Exercise brief —
Count the lines of the records below that hold the word "finden", and give only the number.

Records supplied —
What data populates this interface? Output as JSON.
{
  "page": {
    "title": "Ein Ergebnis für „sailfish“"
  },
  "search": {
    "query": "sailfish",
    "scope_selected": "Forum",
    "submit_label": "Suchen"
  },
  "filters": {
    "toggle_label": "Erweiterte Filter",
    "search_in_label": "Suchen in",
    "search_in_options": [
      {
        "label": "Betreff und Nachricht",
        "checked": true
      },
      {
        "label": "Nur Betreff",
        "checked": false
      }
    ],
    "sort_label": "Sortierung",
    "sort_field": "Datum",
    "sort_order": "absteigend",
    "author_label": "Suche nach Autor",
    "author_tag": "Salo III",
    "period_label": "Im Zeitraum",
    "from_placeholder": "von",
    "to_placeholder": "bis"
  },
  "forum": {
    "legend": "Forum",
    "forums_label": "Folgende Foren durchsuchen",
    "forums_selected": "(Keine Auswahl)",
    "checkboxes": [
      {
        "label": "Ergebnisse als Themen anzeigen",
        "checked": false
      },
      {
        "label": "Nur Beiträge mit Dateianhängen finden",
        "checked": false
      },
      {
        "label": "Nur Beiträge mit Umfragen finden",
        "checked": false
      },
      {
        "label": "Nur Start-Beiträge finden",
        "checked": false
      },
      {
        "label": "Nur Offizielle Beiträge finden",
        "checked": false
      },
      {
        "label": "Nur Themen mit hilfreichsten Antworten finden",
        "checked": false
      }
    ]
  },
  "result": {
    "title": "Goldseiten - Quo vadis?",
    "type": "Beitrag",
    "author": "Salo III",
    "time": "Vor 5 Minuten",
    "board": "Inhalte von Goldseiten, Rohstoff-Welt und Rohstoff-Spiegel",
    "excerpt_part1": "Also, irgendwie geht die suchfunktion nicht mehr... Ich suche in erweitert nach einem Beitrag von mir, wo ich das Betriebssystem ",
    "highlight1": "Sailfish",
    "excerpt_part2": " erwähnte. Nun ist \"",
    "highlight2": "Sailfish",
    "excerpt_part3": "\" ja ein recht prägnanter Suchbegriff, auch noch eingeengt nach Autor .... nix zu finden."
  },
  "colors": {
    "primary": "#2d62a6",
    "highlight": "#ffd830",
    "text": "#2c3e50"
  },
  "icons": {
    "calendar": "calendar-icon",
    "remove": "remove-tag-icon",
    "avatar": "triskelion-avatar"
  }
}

Response to this exercise —
6